By being vigilant and staying informed about the latest digital media scams, you can protect yourself and your sensitive information from scammers who are looking to exploit vulnerabilities in your online accounts and systems.


Cryptojacking Scams


Cryptojacking scams involve hackers using your computer to mine cryptocurrencies without your knowledge or permission. This type of scam has become more prevalent in recent years as the value of cryptocurrencies has skyrocketed.


Hackers use malware to gain access to your computer and use your processing power to mine cryptocurrencies like Bitcoin or Ethereum. They do this without your knowledge or consent, which can result in a slowdown in your computer's performance, increased electricity costs, and potentially harmful effects on your hardware.


To avoid falling victim to cryptojacking scams, it's important to keep your software up to date, use anti-malware software, and be wary of suspicious links and emails. Additionally, you can use browser extensions that block known cryptojacking scripts from running on your computer.


If you suspect that your computer has been compromised, take action immediately. Disconnect from the internet and run a full virus scan. Be sure to also change any passwords or login credentials that may have been compromised. By taking these steps, you can protect yourself from the growing threat of cryptojacking scams and keep your computer running smoothly and securely.


How to Protect Yourself from Digital Media Scams


Now that you know about some of the common types of digital media scams, it's time to learn how to protect yourself from falling victim to them. Here are some tips to keep in mind:


1. Always be wary of unsolicited emails or messages. If something seems too good to be true, it probably is. Don't click on any links or download any attachments unless you're sure they're safe.

2. Keep your software and operating systems up-to-date. Scammers often target known vulnerabilities in outdated software, so make sure you're regularly installing updates.

3. Use strong, unique passwords for each of your accounts. Don't reuse passwords across different sites, and consider using a password manager to generate and store secure passwords.

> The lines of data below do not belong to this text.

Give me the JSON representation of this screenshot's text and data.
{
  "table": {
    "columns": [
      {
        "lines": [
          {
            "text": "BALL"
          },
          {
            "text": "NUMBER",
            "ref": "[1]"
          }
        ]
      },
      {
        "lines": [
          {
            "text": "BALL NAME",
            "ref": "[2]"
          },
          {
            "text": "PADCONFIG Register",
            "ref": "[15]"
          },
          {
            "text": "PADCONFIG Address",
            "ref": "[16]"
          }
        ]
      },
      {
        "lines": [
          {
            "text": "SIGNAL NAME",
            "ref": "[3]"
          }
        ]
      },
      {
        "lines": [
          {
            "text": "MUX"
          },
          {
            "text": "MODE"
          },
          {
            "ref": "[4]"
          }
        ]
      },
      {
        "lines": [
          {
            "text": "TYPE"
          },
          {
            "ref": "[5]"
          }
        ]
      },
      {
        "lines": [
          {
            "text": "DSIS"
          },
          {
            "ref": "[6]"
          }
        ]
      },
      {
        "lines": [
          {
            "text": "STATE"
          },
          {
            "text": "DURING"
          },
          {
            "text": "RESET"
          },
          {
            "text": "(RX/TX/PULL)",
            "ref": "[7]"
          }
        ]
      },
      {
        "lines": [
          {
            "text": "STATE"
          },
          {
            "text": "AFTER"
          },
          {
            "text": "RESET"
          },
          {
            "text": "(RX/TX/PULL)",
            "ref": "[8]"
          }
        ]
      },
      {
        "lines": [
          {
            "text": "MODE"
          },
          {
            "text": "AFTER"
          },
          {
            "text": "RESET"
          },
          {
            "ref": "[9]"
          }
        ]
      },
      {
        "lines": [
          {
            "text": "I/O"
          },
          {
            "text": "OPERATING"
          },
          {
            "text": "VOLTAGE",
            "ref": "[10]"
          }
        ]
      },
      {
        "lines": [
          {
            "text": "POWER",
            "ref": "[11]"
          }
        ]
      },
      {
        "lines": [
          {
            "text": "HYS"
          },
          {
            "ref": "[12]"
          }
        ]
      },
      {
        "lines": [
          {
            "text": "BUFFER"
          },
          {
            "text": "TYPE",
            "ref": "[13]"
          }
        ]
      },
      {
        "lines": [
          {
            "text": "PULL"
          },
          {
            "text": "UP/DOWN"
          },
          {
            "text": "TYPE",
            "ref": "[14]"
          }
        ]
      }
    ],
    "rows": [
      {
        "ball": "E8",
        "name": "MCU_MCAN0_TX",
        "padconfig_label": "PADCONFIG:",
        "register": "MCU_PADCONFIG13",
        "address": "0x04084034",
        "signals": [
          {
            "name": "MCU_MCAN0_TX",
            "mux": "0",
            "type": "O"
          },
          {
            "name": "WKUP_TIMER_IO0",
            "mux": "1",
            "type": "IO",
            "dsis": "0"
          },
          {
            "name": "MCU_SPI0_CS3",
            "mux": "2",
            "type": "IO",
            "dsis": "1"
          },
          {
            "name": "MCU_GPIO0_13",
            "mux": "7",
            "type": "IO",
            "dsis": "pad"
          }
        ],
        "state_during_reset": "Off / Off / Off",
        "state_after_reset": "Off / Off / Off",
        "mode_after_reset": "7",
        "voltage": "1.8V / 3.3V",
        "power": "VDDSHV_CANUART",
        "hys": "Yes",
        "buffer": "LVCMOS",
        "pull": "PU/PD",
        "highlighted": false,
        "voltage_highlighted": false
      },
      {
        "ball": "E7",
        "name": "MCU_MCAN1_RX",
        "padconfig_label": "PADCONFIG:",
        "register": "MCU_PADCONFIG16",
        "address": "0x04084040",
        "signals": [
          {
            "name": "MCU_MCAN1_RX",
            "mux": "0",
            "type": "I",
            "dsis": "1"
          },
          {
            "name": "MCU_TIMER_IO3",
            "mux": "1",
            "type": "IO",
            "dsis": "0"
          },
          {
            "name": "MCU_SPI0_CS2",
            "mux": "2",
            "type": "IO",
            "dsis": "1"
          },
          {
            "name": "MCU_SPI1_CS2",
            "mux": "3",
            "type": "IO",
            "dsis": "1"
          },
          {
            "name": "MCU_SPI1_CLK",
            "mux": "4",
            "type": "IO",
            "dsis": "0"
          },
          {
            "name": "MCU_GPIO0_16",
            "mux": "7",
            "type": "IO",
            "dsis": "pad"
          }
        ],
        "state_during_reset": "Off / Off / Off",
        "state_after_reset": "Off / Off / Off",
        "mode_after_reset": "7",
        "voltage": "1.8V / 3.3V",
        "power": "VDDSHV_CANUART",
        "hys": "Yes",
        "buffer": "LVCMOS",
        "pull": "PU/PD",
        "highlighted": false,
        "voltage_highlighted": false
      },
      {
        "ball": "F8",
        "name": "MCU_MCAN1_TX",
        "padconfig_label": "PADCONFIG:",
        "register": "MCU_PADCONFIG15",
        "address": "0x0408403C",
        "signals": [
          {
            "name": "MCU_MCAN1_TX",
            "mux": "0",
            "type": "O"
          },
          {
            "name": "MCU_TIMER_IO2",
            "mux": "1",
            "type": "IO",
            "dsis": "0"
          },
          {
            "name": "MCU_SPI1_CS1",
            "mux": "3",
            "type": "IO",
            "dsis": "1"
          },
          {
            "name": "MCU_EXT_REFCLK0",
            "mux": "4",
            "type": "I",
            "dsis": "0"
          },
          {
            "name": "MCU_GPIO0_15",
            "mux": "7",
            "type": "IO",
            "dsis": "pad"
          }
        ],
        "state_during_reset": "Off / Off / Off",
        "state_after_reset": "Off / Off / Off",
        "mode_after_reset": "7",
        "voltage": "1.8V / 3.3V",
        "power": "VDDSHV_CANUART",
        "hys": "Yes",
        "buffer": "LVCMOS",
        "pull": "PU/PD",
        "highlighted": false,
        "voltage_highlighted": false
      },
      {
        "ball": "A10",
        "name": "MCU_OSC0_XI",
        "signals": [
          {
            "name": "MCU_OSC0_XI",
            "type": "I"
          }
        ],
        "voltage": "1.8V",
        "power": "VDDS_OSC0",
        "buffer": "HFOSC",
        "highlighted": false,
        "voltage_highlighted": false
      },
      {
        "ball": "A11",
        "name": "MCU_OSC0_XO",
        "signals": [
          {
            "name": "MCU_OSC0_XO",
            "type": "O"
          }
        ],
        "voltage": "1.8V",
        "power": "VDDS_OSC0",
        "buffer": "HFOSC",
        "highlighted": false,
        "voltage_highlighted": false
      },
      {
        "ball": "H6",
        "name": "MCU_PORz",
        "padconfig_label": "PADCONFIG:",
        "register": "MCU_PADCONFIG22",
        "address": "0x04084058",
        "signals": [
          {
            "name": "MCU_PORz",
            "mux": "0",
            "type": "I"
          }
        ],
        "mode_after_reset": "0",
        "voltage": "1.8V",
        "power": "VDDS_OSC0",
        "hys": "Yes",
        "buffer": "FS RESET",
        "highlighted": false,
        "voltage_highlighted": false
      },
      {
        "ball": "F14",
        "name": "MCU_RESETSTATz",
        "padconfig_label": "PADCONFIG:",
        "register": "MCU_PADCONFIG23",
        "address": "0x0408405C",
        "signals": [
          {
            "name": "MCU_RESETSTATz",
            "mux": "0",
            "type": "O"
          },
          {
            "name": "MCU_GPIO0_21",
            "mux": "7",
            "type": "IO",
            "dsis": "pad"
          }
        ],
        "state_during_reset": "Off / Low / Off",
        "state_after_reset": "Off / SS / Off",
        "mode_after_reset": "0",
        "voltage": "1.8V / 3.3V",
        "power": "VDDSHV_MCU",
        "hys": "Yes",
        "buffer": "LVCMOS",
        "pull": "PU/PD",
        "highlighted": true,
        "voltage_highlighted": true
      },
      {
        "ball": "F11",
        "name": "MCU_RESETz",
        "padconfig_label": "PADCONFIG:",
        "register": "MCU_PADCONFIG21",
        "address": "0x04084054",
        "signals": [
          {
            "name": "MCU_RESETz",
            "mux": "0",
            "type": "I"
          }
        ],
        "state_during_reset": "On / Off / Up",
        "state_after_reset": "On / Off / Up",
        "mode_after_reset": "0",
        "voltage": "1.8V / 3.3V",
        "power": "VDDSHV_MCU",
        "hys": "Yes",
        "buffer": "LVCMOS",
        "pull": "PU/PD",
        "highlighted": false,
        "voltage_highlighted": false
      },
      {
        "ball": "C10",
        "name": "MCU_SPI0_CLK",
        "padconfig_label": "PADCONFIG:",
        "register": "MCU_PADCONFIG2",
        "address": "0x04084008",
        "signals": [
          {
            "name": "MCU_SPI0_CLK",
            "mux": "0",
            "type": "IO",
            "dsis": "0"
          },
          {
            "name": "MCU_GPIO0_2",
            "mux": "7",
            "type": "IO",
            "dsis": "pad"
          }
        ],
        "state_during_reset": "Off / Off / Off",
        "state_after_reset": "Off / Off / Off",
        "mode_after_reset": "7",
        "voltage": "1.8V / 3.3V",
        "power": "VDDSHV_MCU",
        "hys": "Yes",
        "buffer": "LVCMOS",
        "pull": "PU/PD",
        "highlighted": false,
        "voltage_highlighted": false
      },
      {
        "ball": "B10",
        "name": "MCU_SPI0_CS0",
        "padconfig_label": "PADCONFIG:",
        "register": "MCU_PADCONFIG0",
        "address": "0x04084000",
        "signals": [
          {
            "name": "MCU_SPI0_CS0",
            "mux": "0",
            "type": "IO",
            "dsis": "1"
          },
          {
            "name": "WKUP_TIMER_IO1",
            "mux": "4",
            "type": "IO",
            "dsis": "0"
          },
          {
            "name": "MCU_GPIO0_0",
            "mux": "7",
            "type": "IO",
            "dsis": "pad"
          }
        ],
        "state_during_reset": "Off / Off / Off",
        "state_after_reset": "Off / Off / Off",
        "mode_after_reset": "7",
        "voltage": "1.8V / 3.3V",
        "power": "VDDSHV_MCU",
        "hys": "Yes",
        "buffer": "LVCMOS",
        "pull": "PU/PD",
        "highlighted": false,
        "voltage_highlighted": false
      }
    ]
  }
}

4. Enable two-factor authentication whenever possible. This adds an extra layer of security to your accounts by requiring a code or token in addition to your password.

5. Be cautious when giving out personal information online. Don't share sensitive details like your Social Security number or credit card information unless you're absolutely sure it's safe to do so.

6. Use reputable antivirus and anti-malware software to protect your devices. This can help catch any potential threats before they have a chance to cause damage.

7. Trust your instincts. If something seems suspicious or off, don't hesitate to investigate further or reach out to a trusted expert for advice.


By following these tips and staying vigilant, you can help protect yourself from digital media scams and keep your accounts and devices secure. Remember, it's always better to be safe than sorry when it comes to online security.


Below are a few examples of scams that I have seen recently.






16 views0 comments

Comments


bottom of page